2007: Arizona
Record: 90-72, 1st in NL West [+11 over Pythag]
Run Differential: -20 (712-732)
Playoffs: Swept in NLCS by Colorado
Next season: ???

The good news is, looking at the above teams, the average change the following season is a gain of 4.5 games. Half of them followed up with another playoff trip, and the 1988 Twins can consider themselves somewhat unlucky not to have made it three of four. The teams do also tend to outperform Pythagoras again the next season, though since we're talking a very small sample size, I am not claiming this as evidence that this is necessarily some kind of repeatable skill. Mind you, under Bob Melvin, this team is now +19 over three years, and the 2005 roster has few survivors from it still present, so I am beginning to wonder.

The general theme is one we know: win the close games, lose the blowouts. Merely for amusement, I thought it might be fun to see which of the previous four Pythagoras-slayers we most closely resembled. Here are the most obvious attributes of the 2007 Diamondbacks;

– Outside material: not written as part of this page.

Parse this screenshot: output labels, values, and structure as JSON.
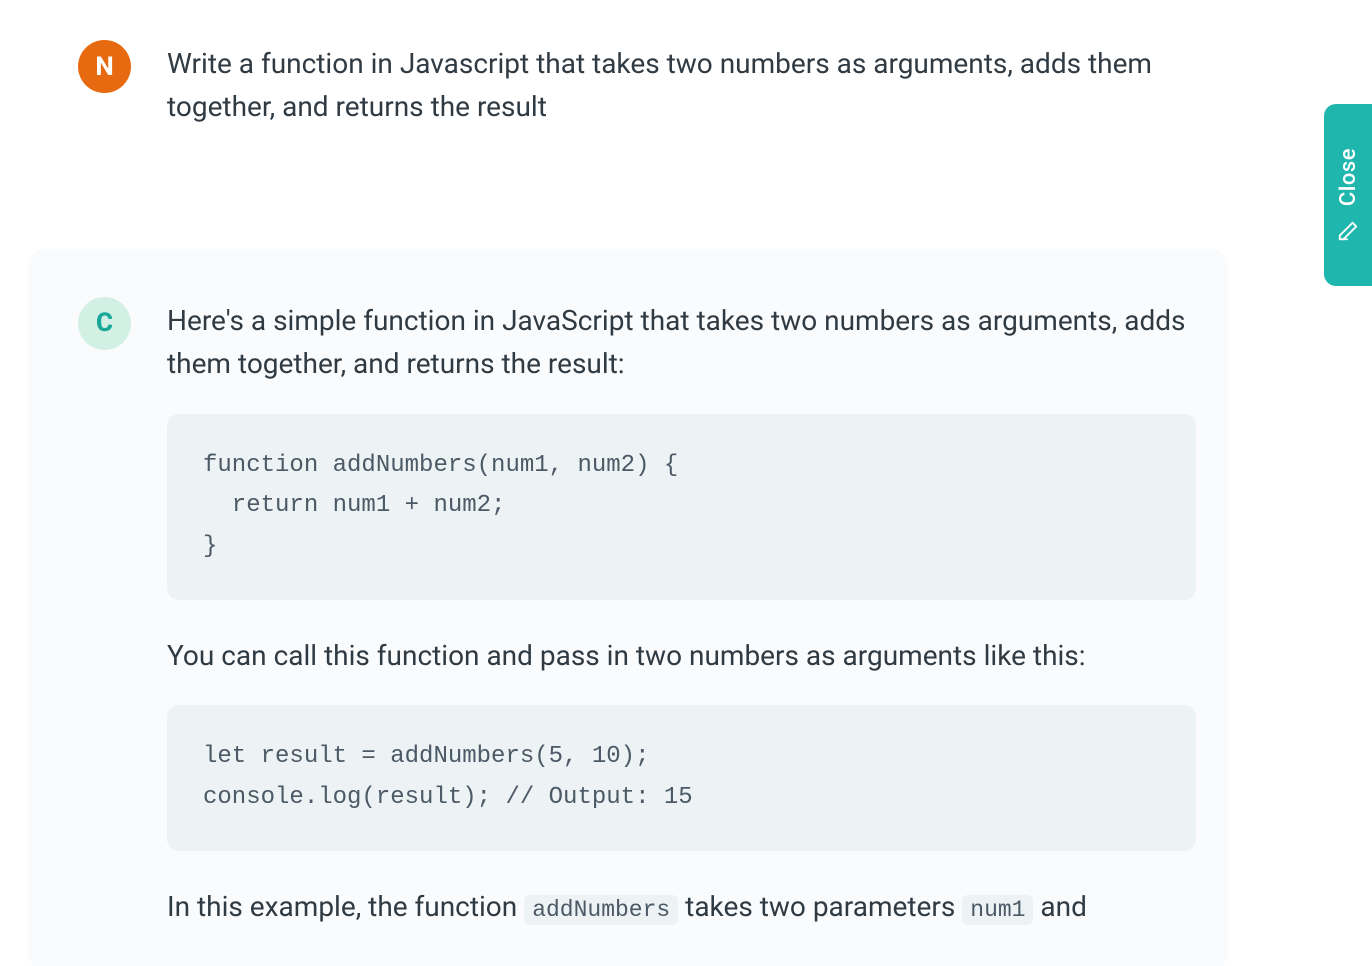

  • Weak offense: =15th in OPS+
  • Solid relief pitching; 7th in NL
  • Excellent in one-run games: +12 [32-20]
  • Awful in blowouts: -6 [20-26]
  • Young team: average 27.3 years old

And here's how our ancestors stacked up in these areas. The final column is simply the sum of the differences from Arizona, across the five categories.

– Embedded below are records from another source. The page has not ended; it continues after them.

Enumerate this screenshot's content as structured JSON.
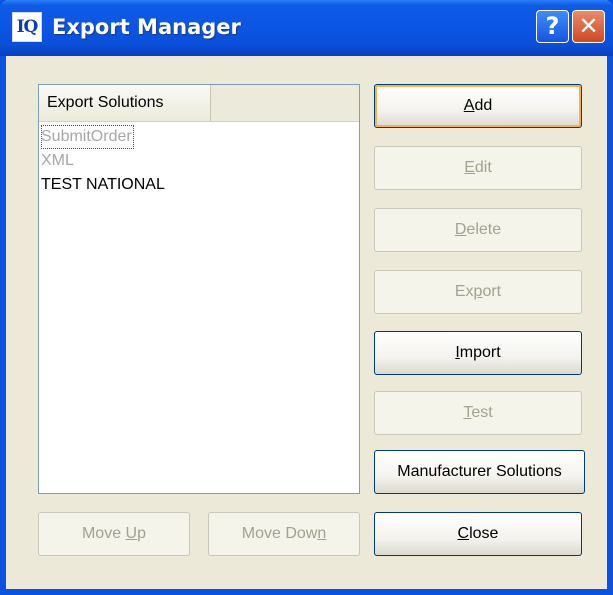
{
  "window": {
    "title": "Export Manager",
    "app_icon_text": "IQ",
    "help_glyph": "?",
    "close_glyph": "✕"
  },
  "list": {
    "column_header": "Export Solutions",
    "items": [
      {
        "label": "SubmitOrder",
        "enabled": false,
        "focused": true
      },
      {
        "label": "XML",
        "enabled": false,
        "focused": false
      },
      {
        "label": "TEST NATIONAL",
        "enabled": true,
        "focused": false
      }
    ]
  },
  "buttons": {
    "add": {
      "label": "Add",
      "enabled": true
    },
    "edit": {
      "label": "Edit",
      "enabled": false
    },
    "delete": {
      "label": "Delete",
      "enabled": false
    },
    "export": {
      "label": "Export",
      "enabled": false
    },
    "import": {
      "label": "Import",
      "enabled": true
    },
    "test": {
      "label": "Test",
      "enabled": false
    },
    "manufacturer": {
      "label": "Manufacturer Solutions",
      "enabled": true
    },
    "close": {
      "label": "Close",
      "enabled": true
    },
    "move_up": {
      "label": "Move Up",
      "enabled": false
    },
    "move_down": {
      "label": "Move Down",
      "enabled": false
    }
  },
  "colors": {
    "titlebar": "#0b55e4",
    "dialog_bg": "#ece9d8",
    "default_button_highlight": "#f8b14a",
    "disabled_text": "#a3a190"
  }
}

          Off  Bull  1-Run  Blow  Age   TOT
2007 AZ   =15    7    +12    -6  27.3    0
2005 SD    =6    2     +9    -2  31.0   24.7
1997 SF     5   11     +6    -5  29.2   22.9
1987 MN    =8   12     +2    -9  29.6   27.3
1984 KC    =7    4     +1    +5  28.3   34.0

This suggests we most closely resemble the 1997 Giants, with a side-order of the 2005 Padres; given what happened the following season, I was hoping to find us matching the 1984 Royals, but it was not to be. This does, however, hardly count as a scientific assessment, and further analysis would seem someone with more time on their hands than I! ;-)